Beneath this task are records; state how many of their lines hold the word "timer", and nothing else.

#####

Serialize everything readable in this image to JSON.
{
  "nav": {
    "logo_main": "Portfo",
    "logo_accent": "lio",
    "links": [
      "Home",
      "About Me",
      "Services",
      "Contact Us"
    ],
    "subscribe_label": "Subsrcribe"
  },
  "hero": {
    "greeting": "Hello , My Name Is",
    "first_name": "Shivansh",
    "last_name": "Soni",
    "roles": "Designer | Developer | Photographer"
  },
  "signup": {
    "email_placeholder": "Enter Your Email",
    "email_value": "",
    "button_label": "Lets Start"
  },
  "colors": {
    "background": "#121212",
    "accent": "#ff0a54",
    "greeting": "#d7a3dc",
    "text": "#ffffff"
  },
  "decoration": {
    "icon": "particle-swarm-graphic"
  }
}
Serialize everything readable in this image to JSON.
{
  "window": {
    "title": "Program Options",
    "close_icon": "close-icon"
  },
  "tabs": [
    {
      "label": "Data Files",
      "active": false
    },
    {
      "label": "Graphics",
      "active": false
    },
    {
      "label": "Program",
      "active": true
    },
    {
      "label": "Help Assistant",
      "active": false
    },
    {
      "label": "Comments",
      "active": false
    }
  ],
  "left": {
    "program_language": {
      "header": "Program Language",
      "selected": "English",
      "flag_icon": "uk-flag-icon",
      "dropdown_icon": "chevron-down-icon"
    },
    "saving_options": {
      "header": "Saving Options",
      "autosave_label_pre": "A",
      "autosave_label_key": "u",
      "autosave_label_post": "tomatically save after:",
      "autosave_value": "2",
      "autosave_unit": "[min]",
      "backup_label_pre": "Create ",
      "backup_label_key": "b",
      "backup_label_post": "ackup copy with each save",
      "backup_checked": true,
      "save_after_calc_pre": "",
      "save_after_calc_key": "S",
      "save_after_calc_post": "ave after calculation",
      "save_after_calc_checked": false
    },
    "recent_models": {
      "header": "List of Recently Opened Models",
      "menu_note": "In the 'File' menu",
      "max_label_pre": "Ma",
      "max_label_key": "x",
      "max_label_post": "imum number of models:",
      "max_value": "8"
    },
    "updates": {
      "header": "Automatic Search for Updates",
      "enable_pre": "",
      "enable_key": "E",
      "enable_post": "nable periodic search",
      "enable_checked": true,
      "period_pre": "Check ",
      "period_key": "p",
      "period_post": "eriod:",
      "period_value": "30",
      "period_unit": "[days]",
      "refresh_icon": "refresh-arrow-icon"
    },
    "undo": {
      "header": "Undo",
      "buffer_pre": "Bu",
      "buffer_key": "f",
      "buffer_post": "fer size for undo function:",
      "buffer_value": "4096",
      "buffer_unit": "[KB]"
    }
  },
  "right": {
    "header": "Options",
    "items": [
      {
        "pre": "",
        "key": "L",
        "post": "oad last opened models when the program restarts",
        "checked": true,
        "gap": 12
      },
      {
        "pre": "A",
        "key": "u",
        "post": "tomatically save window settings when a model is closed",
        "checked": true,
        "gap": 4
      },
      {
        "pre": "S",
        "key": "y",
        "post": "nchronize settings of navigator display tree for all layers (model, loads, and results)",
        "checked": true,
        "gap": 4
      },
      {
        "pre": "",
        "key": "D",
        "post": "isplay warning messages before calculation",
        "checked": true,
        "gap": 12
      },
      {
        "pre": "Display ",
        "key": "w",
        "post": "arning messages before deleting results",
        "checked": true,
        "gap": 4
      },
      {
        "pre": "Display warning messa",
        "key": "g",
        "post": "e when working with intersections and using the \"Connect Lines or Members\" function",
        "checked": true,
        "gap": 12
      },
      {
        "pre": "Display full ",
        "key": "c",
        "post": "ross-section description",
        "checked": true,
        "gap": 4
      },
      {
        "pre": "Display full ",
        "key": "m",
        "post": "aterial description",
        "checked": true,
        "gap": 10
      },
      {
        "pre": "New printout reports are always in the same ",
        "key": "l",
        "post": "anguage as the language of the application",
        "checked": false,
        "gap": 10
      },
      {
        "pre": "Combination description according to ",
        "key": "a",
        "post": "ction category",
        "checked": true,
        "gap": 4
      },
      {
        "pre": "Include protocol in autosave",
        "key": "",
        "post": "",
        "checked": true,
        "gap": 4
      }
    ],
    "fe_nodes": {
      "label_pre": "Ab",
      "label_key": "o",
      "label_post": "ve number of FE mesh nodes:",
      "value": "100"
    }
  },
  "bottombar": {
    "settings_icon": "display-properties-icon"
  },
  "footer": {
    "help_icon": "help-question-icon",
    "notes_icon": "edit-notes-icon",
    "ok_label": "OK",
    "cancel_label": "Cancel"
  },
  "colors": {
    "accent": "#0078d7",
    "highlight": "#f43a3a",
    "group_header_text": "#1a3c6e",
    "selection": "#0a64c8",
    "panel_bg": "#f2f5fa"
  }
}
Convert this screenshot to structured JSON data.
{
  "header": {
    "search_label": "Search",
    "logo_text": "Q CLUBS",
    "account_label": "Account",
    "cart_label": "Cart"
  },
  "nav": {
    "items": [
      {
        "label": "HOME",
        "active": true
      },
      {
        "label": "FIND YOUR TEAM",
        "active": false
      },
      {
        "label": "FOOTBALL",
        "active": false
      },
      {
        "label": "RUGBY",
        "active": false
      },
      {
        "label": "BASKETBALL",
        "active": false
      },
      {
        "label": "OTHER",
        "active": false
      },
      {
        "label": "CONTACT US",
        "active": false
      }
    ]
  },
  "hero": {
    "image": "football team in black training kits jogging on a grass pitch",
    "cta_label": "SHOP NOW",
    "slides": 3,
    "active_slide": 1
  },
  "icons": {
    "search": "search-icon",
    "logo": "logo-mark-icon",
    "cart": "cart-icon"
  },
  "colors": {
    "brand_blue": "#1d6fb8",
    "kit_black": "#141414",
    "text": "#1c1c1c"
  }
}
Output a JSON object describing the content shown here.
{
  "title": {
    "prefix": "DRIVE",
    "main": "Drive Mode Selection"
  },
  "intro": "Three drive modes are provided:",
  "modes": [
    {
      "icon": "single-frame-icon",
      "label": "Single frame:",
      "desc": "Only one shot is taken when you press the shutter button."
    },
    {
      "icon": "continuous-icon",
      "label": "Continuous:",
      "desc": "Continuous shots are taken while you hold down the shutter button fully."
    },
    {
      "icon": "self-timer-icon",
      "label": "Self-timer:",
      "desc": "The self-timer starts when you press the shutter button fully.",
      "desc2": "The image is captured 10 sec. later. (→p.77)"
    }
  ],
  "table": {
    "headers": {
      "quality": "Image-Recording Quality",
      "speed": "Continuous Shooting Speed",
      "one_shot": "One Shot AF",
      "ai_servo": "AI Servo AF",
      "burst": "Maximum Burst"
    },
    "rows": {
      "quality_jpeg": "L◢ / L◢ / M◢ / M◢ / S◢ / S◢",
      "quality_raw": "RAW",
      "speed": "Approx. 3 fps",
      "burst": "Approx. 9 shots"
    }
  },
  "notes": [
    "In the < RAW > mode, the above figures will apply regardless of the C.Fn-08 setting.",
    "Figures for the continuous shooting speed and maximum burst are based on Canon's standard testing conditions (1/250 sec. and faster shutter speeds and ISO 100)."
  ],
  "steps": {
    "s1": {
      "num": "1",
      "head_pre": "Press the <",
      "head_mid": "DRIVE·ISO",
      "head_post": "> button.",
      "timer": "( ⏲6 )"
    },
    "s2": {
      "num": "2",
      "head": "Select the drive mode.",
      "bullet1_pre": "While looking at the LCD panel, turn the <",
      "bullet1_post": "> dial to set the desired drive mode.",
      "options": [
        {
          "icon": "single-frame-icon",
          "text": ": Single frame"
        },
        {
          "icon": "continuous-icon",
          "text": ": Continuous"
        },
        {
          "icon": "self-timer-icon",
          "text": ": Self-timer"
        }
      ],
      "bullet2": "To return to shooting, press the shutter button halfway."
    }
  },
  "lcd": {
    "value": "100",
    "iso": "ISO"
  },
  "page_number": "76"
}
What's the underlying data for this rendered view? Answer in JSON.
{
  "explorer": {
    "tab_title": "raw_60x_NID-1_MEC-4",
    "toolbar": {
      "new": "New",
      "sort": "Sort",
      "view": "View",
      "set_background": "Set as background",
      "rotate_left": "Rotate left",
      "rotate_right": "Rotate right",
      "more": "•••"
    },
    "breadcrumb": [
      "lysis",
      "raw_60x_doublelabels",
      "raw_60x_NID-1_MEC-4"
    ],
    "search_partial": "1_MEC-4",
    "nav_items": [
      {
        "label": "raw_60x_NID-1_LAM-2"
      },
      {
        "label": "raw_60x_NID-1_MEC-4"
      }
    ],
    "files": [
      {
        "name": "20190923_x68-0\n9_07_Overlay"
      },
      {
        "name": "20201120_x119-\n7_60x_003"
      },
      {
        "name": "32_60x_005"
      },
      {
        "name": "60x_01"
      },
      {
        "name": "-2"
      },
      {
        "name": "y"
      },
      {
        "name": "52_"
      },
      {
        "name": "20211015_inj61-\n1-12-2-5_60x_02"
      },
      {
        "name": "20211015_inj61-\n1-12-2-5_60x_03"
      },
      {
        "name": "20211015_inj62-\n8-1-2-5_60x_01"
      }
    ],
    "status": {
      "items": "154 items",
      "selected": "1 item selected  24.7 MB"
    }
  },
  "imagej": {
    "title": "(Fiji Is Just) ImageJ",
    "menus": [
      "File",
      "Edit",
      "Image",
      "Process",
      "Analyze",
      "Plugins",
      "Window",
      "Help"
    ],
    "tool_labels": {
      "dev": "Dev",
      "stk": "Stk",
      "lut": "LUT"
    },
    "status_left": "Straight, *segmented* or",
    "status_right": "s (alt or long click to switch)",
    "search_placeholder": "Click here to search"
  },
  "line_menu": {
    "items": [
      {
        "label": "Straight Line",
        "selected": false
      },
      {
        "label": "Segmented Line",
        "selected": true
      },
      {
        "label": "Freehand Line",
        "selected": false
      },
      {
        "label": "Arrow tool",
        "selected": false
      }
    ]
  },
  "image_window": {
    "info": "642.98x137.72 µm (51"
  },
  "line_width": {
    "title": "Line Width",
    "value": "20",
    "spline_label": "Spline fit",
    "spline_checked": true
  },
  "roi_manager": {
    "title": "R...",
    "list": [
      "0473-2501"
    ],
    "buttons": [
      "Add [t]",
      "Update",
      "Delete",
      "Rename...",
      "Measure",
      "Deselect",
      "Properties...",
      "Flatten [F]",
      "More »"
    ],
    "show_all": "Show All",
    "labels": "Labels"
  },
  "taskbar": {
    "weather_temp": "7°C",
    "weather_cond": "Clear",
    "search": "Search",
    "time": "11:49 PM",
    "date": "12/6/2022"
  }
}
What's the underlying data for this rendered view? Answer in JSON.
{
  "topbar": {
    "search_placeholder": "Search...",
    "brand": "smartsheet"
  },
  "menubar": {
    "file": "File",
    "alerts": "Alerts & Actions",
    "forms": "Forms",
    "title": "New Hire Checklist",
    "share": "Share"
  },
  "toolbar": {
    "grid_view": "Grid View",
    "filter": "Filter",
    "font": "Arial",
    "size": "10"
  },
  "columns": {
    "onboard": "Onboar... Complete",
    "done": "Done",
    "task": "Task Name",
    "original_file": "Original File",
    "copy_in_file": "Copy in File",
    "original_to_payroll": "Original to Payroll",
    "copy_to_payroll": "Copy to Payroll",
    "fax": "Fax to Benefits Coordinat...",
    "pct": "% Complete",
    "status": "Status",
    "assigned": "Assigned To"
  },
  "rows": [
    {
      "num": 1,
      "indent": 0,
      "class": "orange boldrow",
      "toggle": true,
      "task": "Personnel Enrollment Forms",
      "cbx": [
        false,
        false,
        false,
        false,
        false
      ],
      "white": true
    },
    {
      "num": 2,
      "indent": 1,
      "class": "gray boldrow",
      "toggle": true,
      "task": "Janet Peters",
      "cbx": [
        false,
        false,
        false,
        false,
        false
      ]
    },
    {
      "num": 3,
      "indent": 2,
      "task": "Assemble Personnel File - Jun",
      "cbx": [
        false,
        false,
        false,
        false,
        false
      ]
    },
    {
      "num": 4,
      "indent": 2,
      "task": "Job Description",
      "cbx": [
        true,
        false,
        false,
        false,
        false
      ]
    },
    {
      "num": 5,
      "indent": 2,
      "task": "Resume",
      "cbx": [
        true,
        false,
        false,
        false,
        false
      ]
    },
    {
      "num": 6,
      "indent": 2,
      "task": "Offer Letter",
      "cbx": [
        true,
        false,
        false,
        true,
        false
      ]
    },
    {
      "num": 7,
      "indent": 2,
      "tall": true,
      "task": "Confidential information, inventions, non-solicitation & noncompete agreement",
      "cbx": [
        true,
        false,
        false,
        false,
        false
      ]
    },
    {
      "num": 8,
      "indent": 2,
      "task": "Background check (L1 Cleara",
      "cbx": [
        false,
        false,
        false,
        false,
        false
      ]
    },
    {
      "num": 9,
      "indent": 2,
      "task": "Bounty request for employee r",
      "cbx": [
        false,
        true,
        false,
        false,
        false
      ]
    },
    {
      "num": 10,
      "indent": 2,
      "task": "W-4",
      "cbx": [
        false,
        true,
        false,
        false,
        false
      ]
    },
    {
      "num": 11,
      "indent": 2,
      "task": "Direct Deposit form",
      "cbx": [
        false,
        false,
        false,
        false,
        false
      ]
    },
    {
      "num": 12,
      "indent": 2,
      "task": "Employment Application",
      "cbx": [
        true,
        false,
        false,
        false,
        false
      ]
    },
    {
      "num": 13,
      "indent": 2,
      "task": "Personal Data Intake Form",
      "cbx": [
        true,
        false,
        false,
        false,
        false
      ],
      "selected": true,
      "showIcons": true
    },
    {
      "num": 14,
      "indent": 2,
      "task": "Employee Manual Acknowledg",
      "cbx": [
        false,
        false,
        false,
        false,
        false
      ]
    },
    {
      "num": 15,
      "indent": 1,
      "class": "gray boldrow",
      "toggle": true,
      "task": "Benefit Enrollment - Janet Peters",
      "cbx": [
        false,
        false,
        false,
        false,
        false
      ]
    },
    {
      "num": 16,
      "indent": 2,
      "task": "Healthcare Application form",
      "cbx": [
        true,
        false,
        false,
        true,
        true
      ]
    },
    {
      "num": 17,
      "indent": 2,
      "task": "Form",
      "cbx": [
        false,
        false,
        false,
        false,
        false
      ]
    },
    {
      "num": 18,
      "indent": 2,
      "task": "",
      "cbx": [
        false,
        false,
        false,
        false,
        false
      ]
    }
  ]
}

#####

» **WRITTEN RESPONSE**
6